A reconsideration of early Cranmer, to wit, he may well have been in the thick-of-it-early-on-with-the Lutheran tangoes at Cambridge. I have been hesitant to put him in the White Horse Inn. That is being reconsidered.
Elton makes this claim:
“From about 1520 he belonged to a group of scholars who met regularly to discuss the theological problems raised by Martin Luther’s revolt; known to be inclined to the new way of thinking, they were dubbed `Little Germany.' Among the group that was to lead the English Reformation were William Tyndale, Robert Barnes, Thomas Bilney, and, above all, Cranmer, who by 1525 included among his prayers one for the abolition of papal power in England.” (Elton, http://www.britannica.com/EBche…/topic/141839/Thomas-Cranmer.)
Fair enough, but the evidence? (The LORD only knows how many have followed Elton here.)
However, a reconsidered point in Elton's direction, circumstantially:
1511. After re-election to Jesus in 1511 and after Joan Black died in child-birth, he began to lecture in theology. Age: 23, fall semester, 1511. He lectures in theology for 11 more years, including the space of time Erasmus was in Cambridge, 1511-1513. His library grows seriously.
By 1523, he took holy orders, acted as a University Preacher, and, in 1523, proceeded to the degree of Doctor of Divinity. Age 34, fall semester, 1523. Hence, Cranmer is a long way down the road and into early adulthood.
PV—Cranmer "had to have known" of Barnes’ development (cf. Clebsch’s treatment of the Christmas Eve sermon, 1524, which set off a University-wide quasi-inquisition with writs, search warrants, Sherriffs, room-searches and more thanks to Fisher, More and others).
Furthermore, by 1523, Cranmer also “became an examiner in the divinity faculty, being distinguished by an insistence that candidates should show a first-hand acquaintance with the Bible.” In other words, Cranmer was a known-entity and a tough Bible-examiner. He also was disliked for this, but in later years, the ordinands were thankful for the insistence on direct Bible study (he himself had taken 3 years to study the Bible alone).
By fall, 1524, age 35, his reputation was solid and he was offered a canonry at the newly established Cardinal’s College at Oxford.
Conclusion: it is most likely, most probable, "perhaps even certain" that Cranmer was well--well--aware of Robert Barnes' somewhat vociferous yet charming advances of Lutheran thought in public spaces in 1524/in and about Cambridge. Barnes was not alone either.
By 1524, Cranmer, 35 years of age, in "doctoral studies," a divinity lecturer, an examiner of postulants, must have been following the Lutheran developments.

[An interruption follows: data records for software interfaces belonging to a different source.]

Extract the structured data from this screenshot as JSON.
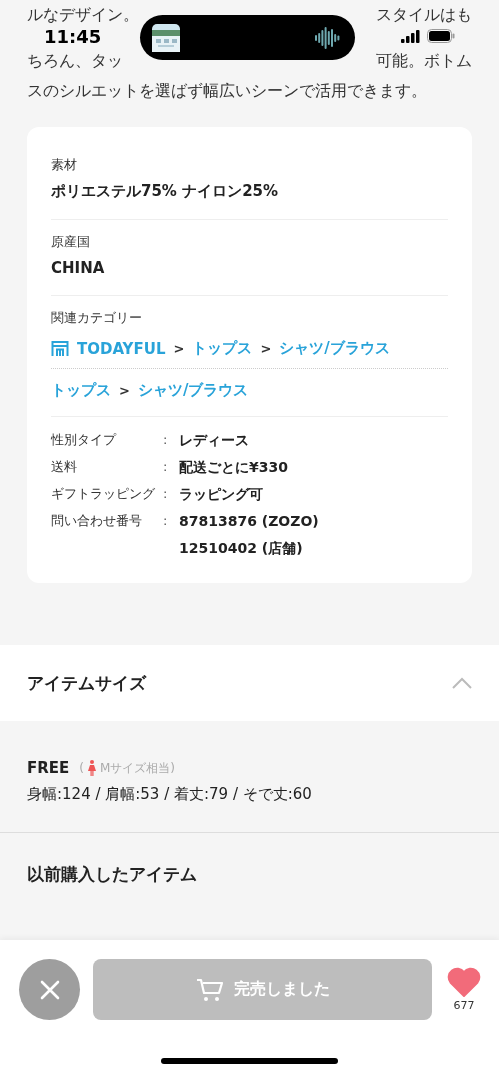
{
  "status_bar": {
    "time": "11:45"
  },
  "description_lines": [
    [
      "ルなデザイン。",
      "スタイルはも"
    ],
    [
      "ちろん、タッ",
      "可能。ボトム"
    ],
    [
      "スのシルエットを選ばず幅広いシーンで活用できます。"
    ]
  ],
  "spec_card": {
    "sections": [
      {
        "label": "素材",
        "value": "ポリエステル75% ナイロン25%"
      },
      {
        "label": "原産国",
        "value": "CHINA"
      }
    ],
    "category": {
      "label": "関連カテゴリー",
      "paths": [
        {
          "kind": "shop",
          "items": [
            {
              "kind": "link",
              "text": "TODAYFUL"
            },
            {
              "kind": "separator",
              "text": ">"
            },
            {
              "kind": "link",
              "text": "トップス"
            },
            {
              "kind": "separator",
              "text": ">"
            },
            {
              "kind": "link",
              "text": "シャツ/ブラウス"
            }
          ]
        },
        {
          "kind": "plain",
          "items": [
            {
              "kind": "link",
              "text": "トップス"
            },
            {
              "kind": "separator",
              "text": ">"
            },
            {
              "kind": "link",
              "text": "シャツ/ブラウス"
            }
          ]
        }
      ]
    },
    "details": [
      {
        "label": "性別タイプ",
        "separator": ":",
        "values": [
          "レディース"
        ]
      },
      {
        "label": "送料",
        "separator": ":",
        "values": [
          "配送ごとに¥330"
        ]
      },
      {
        "label": "ギフトラッピング",
        "separator": ":",
        "values": [
          "ラッピング可"
        ]
      },
      {
        "label": "問い合わせ番号",
        "separator": ":",
        "values": [
          "87813876 (ZOZO)",
          "12510402 (店舗)"
        ]
      }
    ]
  },
  "size_section": {
    "title": "アイテムサイズ",
    "expanded": true,
    "sizes": [
      {
        "name": "FREE",
        "note_open": "(",
        "note": "Mサイズ相当)",
        "measurements": "身幅:124 / 肩幅:53 / 着丈:79 / そで丈:60"
      }
    ]
  },
  "previous_items": {
    "title": "以前購入したアイテム"
  },
  "bottom_bar": {
    "buy_button": {
      "label": "完売しました",
      "disabled": true
    },
    "favorite": {
      "count": "677",
      "favorited": true
    }
  }
}
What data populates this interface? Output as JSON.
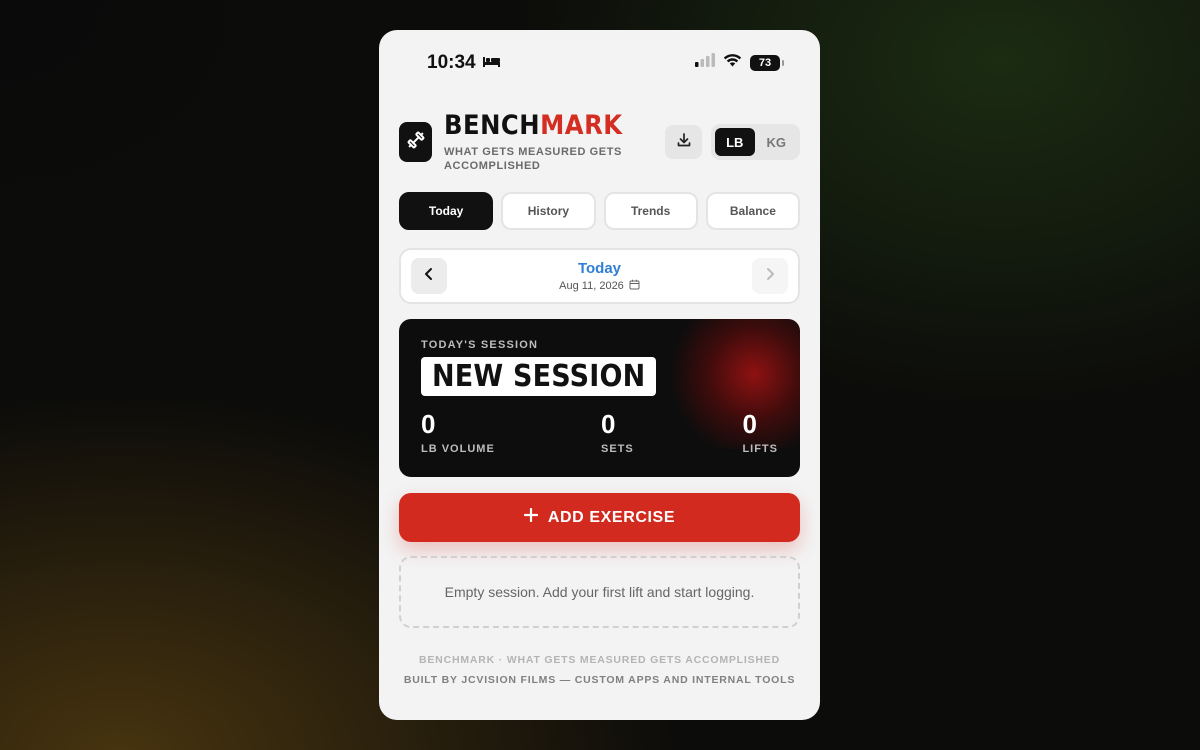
{
  "status": {
    "time": "10:34",
    "battery": "73"
  },
  "header": {
    "brand_main": "BENCH",
    "brand_accent": "MARK",
    "tagline": "WHAT GETS MEASURED GETS ACCOMPLISHED",
    "units": [
      "LB",
      "KG"
    ],
    "selected_unit": "LB"
  },
  "tabs": [
    {
      "label": "Today",
      "active": true
    },
    {
      "label": "History",
      "active": false
    },
    {
      "label": "Trends",
      "active": false
    },
    {
      "label": "Balance",
      "active": false
    }
  ],
  "date_nav": {
    "title": "Today",
    "date": "Aug 11, 2026"
  },
  "session": {
    "label": "TODAY'S SESSION",
    "name": "NEW SESSION",
    "stats": [
      {
        "value": "0",
        "label": "LB VOLUME"
      },
      {
        "value": "0",
        "label": "SETS"
      },
      {
        "value": "0",
        "label": "LIFTS"
      }
    ]
  },
  "actions": {
    "add_exercise": "ADD EXERCISE"
  },
  "empty_state": "Empty session. Add your first lift and start logging.",
  "footer": {
    "line1": "BENCHMARK · WHAT GETS MEASURED GETS ACCOMPLISHED",
    "line2": "BUILT BY JCVISION FILMS — CUSTOM APPS AND INTERNAL TOOLS"
  },
  "colors": {
    "accent_red": "#d22a1e",
    "date_blue": "#2f7fd6",
    "dark": "#111111"
  }
}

He may have been quiet and in the background, but he was surely there. Barnes was the "elected" spokesman for the White Horse Inn crowd. More convivial, good table companion, and more voluble, while Cranmer was more quiet, slower, perhaps more tedious, but disciplined in reading and note-taking.
Cranmer might not have been in the "circle" at the White Horse Inn, but he was abreast of the Lutheran issues roiling Cambridge.
If so, this rearranges the thinking of 1520-1524, long before he is hired by Henry VIII in Nov 1529.
On this end, this is huge. The dykes had been breached.
Foxe, VIII, 5.